- _INSTRUCTIONS FOR THE TASK_:
Return the records below exactly; pictures stay out.

Dataset rows describing interfaces:
####

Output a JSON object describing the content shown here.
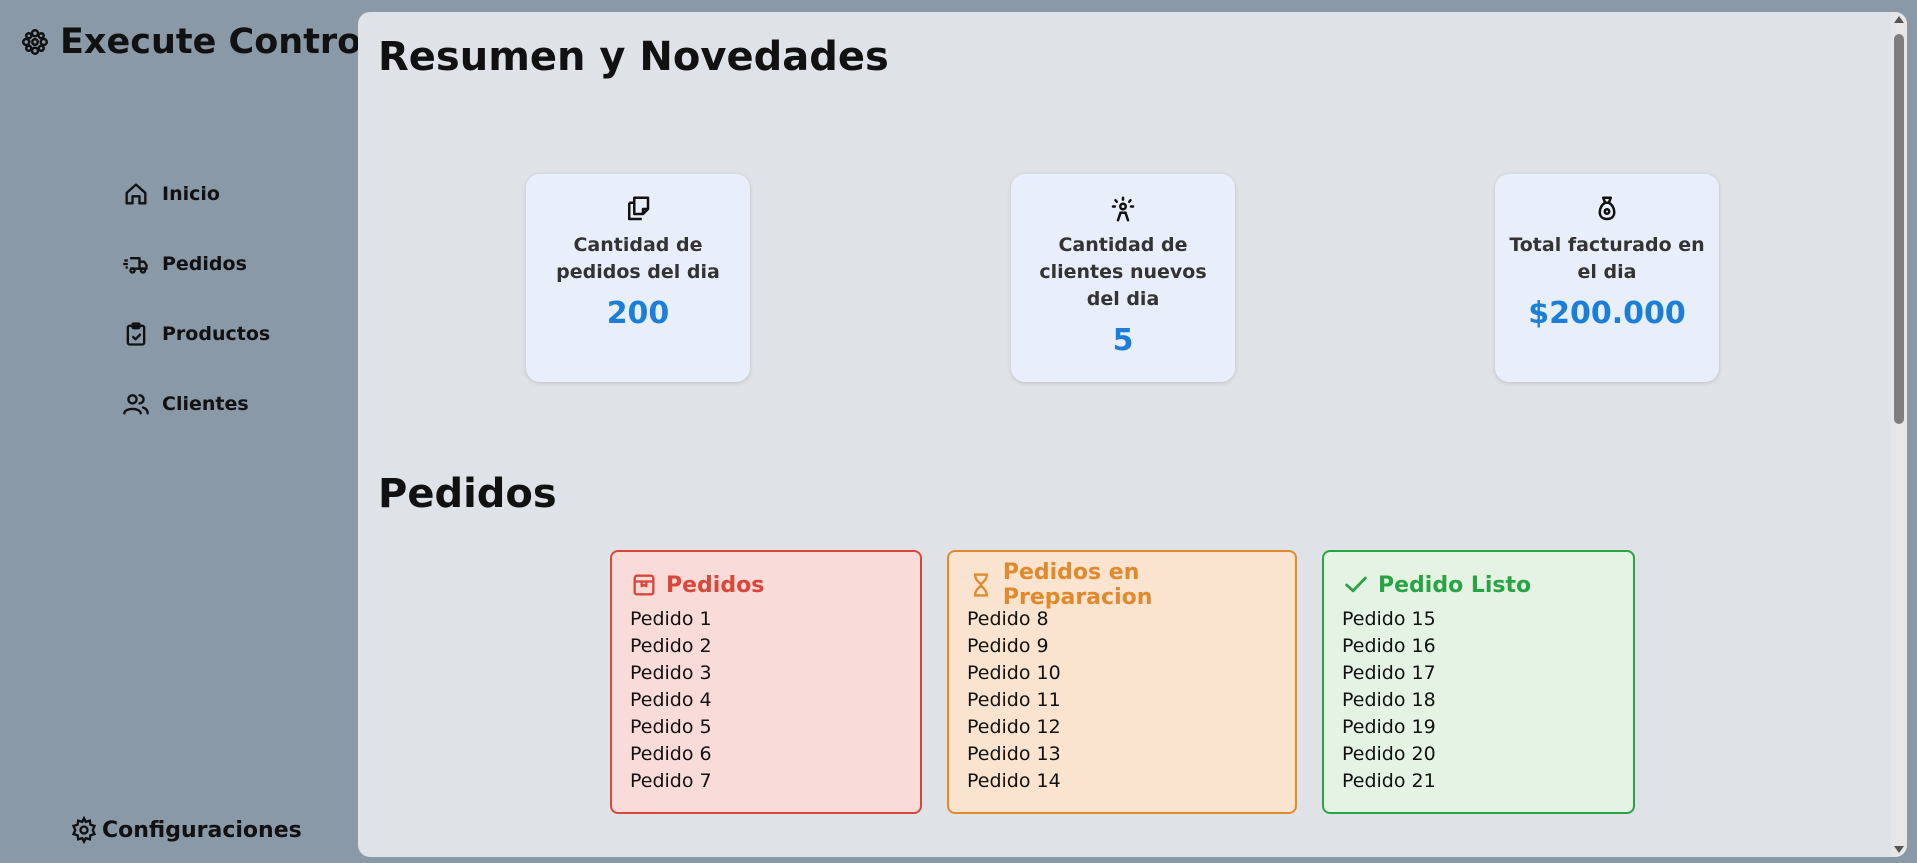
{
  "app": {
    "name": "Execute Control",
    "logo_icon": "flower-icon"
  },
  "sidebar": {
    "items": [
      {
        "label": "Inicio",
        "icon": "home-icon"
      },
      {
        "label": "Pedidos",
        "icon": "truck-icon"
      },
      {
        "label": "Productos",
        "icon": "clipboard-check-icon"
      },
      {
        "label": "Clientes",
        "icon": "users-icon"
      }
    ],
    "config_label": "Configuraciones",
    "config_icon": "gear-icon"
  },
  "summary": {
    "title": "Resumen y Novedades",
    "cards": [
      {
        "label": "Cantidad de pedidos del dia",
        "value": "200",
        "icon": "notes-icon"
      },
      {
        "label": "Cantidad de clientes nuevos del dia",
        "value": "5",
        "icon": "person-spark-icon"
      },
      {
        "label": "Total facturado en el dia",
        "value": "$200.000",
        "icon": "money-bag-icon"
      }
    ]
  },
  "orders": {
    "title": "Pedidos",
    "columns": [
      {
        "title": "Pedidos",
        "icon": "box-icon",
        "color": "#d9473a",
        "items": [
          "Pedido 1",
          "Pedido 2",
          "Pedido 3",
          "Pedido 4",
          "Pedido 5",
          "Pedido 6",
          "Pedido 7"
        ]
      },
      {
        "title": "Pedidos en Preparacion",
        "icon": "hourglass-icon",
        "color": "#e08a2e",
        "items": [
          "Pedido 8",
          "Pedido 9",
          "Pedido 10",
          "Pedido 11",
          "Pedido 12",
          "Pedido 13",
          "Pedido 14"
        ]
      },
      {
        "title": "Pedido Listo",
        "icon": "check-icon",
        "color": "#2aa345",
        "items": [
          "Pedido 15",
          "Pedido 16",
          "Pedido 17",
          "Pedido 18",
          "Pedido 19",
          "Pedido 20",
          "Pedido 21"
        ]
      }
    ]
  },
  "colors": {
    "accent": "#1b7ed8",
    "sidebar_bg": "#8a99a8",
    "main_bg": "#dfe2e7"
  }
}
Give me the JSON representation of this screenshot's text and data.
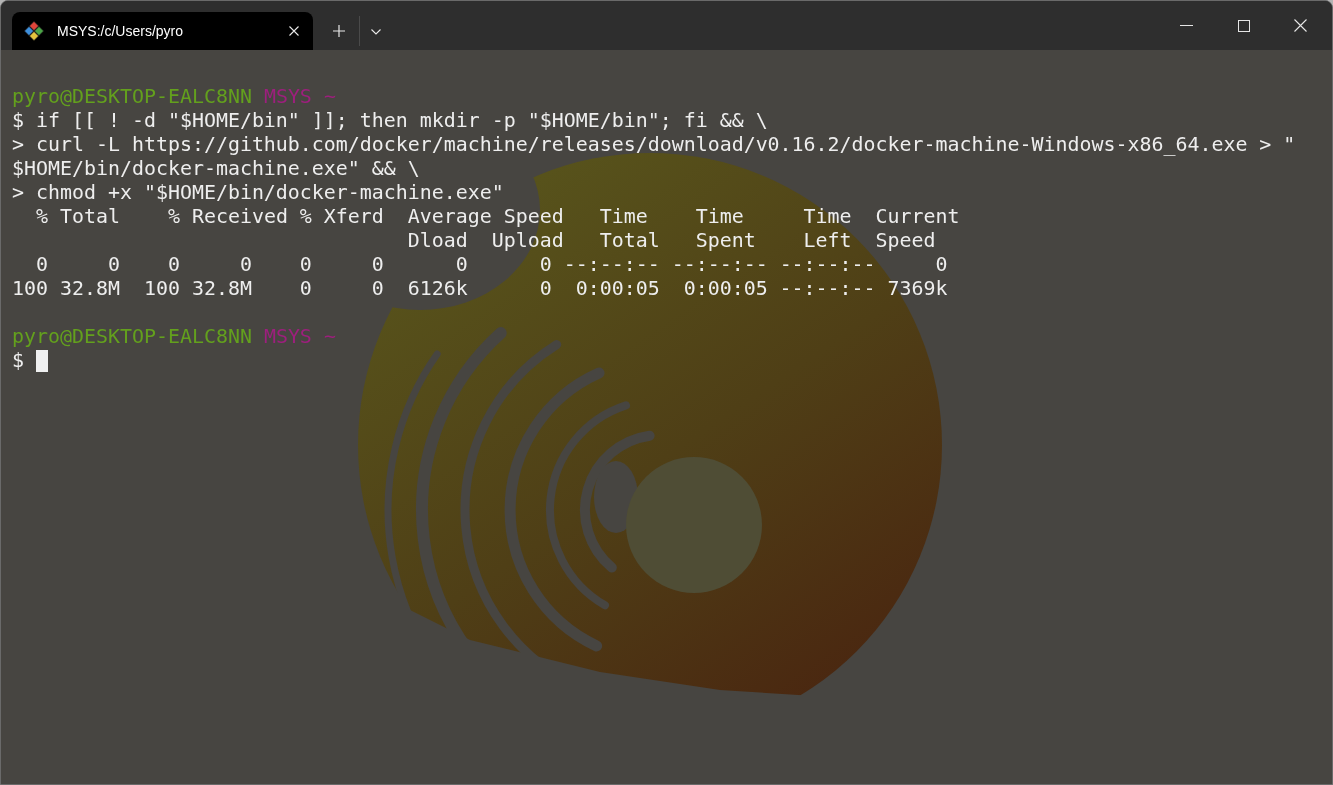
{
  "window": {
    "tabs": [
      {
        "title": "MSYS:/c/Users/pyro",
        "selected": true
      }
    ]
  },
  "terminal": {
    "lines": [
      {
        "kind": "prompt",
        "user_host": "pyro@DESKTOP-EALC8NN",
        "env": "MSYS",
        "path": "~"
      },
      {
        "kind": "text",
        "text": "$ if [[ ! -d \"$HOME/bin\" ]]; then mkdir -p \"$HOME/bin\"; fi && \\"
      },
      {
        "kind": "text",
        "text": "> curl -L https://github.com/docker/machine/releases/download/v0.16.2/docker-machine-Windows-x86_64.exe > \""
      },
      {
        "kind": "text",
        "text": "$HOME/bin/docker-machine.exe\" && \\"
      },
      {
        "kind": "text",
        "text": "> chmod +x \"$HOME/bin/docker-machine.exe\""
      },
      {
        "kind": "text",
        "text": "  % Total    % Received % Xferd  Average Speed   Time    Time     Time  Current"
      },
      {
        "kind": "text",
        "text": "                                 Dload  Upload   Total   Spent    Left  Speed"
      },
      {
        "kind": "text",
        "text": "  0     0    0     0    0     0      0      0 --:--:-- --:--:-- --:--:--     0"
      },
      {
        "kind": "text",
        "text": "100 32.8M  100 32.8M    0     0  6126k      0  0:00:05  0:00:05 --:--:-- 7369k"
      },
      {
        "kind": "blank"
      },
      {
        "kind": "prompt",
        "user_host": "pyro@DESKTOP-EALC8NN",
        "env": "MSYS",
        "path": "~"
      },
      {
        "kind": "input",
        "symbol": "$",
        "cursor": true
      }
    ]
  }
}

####

- _YOUR SOLUTION_:
Output a JSON object describing the content shown here.
{
  "app": {
    "name": "Execute Control",
    "logo_icon": "flower-icon"
  },
  "sidebar": {
    "items": [
      {
        "label": "Inicio",
        "icon": "home-icon"
      },
      {
        "label": "Pedidos",
        "icon": "truck-icon"
      },
      {
        "label": "Productos",
        "icon": "clipboard-check-icon"
      },
      {
        "label": "Clientes",
        "icon": "users-icon"
      }
    ],
    "config_label": "Configuraciones",
    "config_icon": "gear-icon"
  },
  "summary": {
    "title": "Resumen y Novedades",
    "cards": [
      {
        "label": "Cantidad de pedidos del dia",
        "value": "200",
        "icon": "notes-icon"
      },
      {
        "label": "Cantidad de clientes nuevos del dia",
        "value": "5",
        "icon": "person-spark-icon"
      },
      {
        "label": "Total facturado en el dia",
        "value": "$200.000",
        "icon": "money-bag-icon"
      }
    ]
  },
  "orders": {
    "title": "Pedidos",
    "columns": [
      {
        "title": "Pedidos",
        "icon": "box-icon",
        "color": "#d9473a",
        "items": [
          "Pedido 1",
          "Pedido 2",
          "Pedido 3",
          "Pedido 4",
          "Pedido 5",
          "Pedido 6",
          "Pedido 7"
        ]
      },
      {
        "title": "Pedidos en Preparacion",
        "icon": "hourglass-icon",
        "color": "#e08a2e",
        "items": [
          "Pedido 8",
          "Pedido 9",
          "Pedido 10",
          "Pedido 11",
          "Pedido 12",
          "Pedido 13",
          "Pedido 14"
        ]
      },
      {
        "title": "Pedido Listo",
        "icon": "check-icon",
        "color": "#2aa345",
        "items": [
          "Pedido 15",
          "Pedido 16",
          "Pedido 17",
          "Pedido 18",
          "Pedido 19",
          "Pedido 20",
          "Pedido 21"
        ]
      }
    ]
  },
  "colors": {
    "accent": "#1b7ed8",
    "sidebar_bg": "#8a99a8",
    "main_bg": "#dfe2e7"
  }
}
Give me the JSON representation of this screenshot's text and data.
{
  "window": {
    "tabs": [
      {
        "title": "MSYS:/c/Users/pyro",
        "selected": true
      }
    ]
  },
  "terminal": {
    "lines": [
      {
        "kind": "prompt",
        "user_host": "pyro@DESKTOP-EALC8NN",
        "env": "MSYS",
        "path": "~"
      },
      {
        "kind": "text",
        "text": "$ if [[ ! -d \"$HOME/bin\" ]]; then mkdir -p \"$HOME/bin\"; fi && \\"
      },
      {
        "kind": "text",
        "text": "> curl -L https://github.com/docker/machine/releases/download/v0.16.2/docker-machine-Windows-x86_64.exe > \""
      },
      {
        "kind": "text",
        "text": "$HOME/bin/docker-machine.exe\" && \\"
      },
      {
        "kind": "text",
        "text": "> chmod +x \"$HOME/bin/docker-machine.exe\""
      },
      {
        "kind": "text",
        "text": "  % Total    % Received % Xferd  Average Speed   Time    Time     Time  Current"
      },
      {
        "kind": "text",
        "text": "                                 Dload  Upload   Total   Spent    Left  Speed"
      },
      {
        "kind": "text",
        "text": "  0     0    0     0    0     0      0      0 --:--:-- --:--:-- --:--:--     0"
      },
      {
        "kind": "text",
        "text": "100 32.8M  100 32.8M    0     0  6126k      0  0:00:05  0:00:05 --:--:-- 7369k"
      },
      {
        "kind": "blank"
      },
      {
        "kind": "prompt",
        "user_host": "pyro@DESKTOP-EALC8NN",
        "env": "MSYS",
        "path": "~"
      },
      {
        "kind": "input",
        "symbol": "$",
        "cursor": true
      }
    ]
  }
}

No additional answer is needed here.